[[ Excerpted data open ]]
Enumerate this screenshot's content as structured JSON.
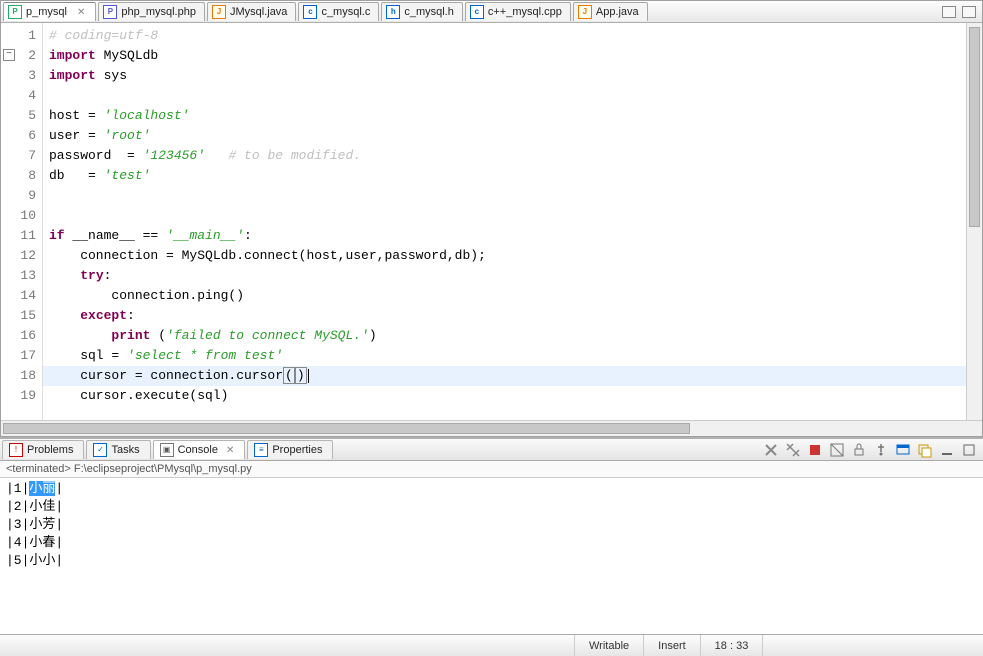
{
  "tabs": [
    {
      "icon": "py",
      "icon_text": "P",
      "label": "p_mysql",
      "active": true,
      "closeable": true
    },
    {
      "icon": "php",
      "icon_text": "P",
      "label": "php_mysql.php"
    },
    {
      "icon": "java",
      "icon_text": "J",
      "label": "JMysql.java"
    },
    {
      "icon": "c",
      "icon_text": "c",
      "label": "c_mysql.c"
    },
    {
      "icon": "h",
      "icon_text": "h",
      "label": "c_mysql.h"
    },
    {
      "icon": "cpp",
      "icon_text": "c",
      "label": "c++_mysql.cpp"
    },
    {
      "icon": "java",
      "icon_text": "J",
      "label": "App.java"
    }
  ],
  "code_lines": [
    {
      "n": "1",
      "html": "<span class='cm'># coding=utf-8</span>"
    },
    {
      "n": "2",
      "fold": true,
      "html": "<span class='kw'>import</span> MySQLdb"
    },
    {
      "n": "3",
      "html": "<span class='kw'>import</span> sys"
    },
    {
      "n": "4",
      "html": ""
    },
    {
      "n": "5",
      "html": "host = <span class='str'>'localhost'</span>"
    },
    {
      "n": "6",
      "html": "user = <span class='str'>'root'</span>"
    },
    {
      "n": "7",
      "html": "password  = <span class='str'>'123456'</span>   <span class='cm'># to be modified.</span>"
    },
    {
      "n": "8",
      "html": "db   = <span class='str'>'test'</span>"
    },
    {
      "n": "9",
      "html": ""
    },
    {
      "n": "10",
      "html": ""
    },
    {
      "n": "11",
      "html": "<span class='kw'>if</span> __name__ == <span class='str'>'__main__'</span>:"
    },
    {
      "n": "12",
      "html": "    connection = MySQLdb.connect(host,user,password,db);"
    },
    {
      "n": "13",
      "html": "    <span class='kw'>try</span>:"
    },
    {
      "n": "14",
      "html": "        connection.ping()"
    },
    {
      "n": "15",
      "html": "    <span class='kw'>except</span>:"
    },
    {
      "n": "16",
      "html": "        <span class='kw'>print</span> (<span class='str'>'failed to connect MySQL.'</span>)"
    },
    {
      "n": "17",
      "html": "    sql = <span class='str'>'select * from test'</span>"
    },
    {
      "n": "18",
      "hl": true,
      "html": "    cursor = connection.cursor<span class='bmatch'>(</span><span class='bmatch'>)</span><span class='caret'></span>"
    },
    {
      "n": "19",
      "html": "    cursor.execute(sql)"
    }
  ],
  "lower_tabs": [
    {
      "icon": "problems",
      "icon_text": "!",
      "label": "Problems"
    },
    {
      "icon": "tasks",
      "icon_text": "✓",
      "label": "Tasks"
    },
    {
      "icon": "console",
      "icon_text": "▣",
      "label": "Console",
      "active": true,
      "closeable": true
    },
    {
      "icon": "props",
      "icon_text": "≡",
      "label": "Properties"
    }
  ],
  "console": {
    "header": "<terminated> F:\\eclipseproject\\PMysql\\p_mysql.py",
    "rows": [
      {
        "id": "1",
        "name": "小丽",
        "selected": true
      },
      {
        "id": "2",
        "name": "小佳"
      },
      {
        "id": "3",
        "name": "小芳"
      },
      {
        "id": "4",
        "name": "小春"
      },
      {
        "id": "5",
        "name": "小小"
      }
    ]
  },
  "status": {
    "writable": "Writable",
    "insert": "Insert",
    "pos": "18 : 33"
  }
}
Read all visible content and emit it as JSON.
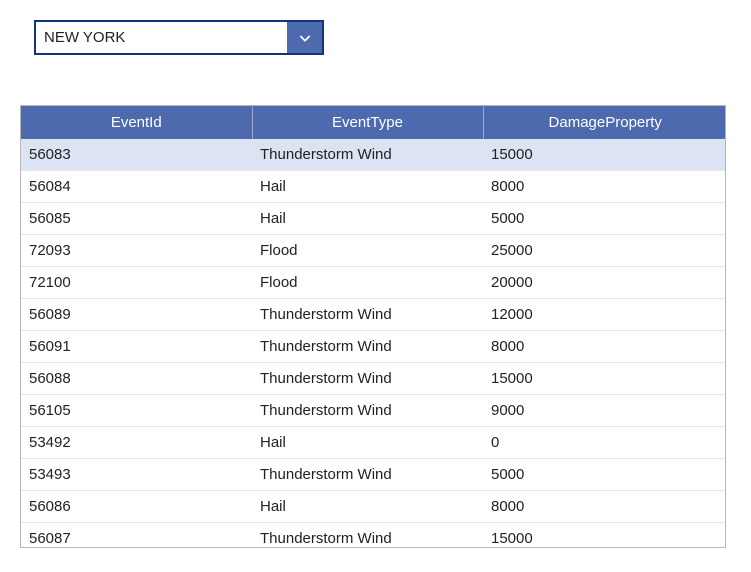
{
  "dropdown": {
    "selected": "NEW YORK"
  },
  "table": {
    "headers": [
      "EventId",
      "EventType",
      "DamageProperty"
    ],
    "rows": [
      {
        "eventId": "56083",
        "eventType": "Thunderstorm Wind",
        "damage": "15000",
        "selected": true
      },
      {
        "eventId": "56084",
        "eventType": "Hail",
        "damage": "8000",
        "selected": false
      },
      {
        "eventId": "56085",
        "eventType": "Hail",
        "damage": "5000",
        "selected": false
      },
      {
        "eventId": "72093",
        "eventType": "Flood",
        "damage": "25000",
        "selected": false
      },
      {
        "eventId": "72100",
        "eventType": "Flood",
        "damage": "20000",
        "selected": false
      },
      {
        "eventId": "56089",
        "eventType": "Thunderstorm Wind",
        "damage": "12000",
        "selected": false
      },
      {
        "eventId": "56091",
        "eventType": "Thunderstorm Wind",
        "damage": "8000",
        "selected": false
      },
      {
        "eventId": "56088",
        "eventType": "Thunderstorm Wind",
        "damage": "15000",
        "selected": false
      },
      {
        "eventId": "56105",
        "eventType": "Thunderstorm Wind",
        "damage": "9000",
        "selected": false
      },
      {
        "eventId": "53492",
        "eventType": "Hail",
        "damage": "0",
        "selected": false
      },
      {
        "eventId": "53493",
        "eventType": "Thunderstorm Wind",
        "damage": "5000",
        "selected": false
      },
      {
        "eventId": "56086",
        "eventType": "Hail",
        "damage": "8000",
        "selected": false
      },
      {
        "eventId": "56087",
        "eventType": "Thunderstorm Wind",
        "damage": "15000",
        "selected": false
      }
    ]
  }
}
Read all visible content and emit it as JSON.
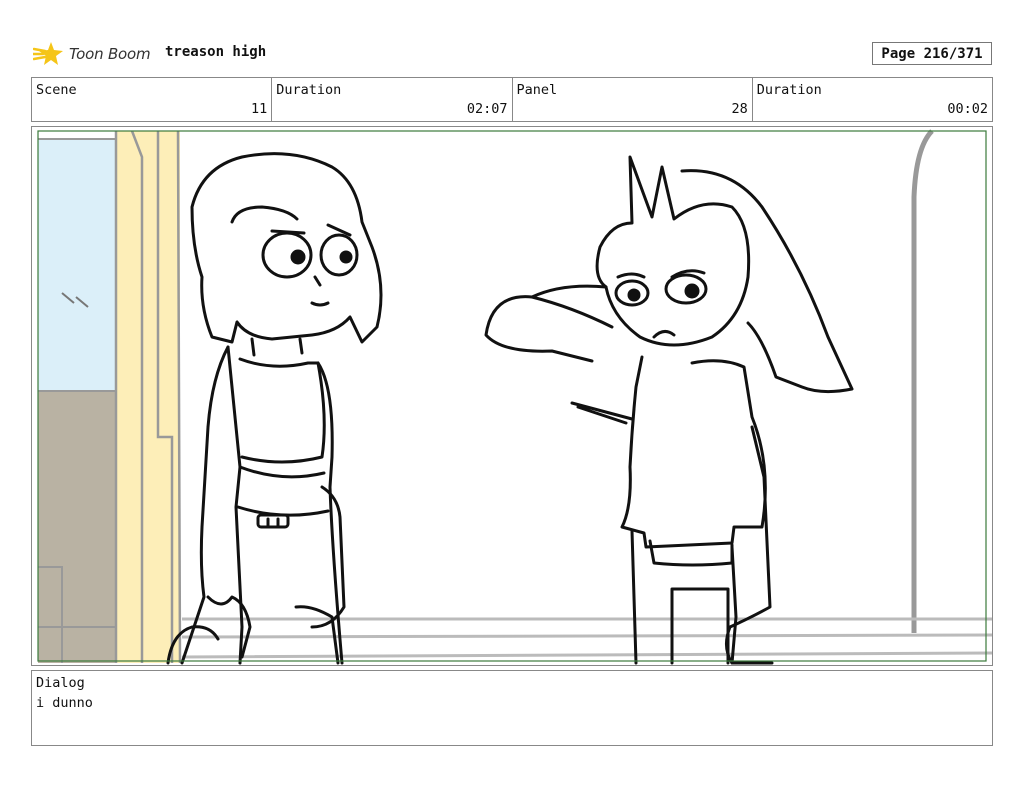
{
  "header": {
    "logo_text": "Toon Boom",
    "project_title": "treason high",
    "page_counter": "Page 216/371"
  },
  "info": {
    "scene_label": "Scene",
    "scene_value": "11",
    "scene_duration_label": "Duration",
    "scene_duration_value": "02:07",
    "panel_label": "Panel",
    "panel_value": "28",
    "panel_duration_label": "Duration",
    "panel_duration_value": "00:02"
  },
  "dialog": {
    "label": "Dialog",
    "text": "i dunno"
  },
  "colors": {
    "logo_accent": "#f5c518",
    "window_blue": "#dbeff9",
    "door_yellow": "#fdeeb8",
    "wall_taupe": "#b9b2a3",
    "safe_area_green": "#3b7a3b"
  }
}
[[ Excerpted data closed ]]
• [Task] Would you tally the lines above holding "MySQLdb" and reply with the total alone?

• [Problem solution] 2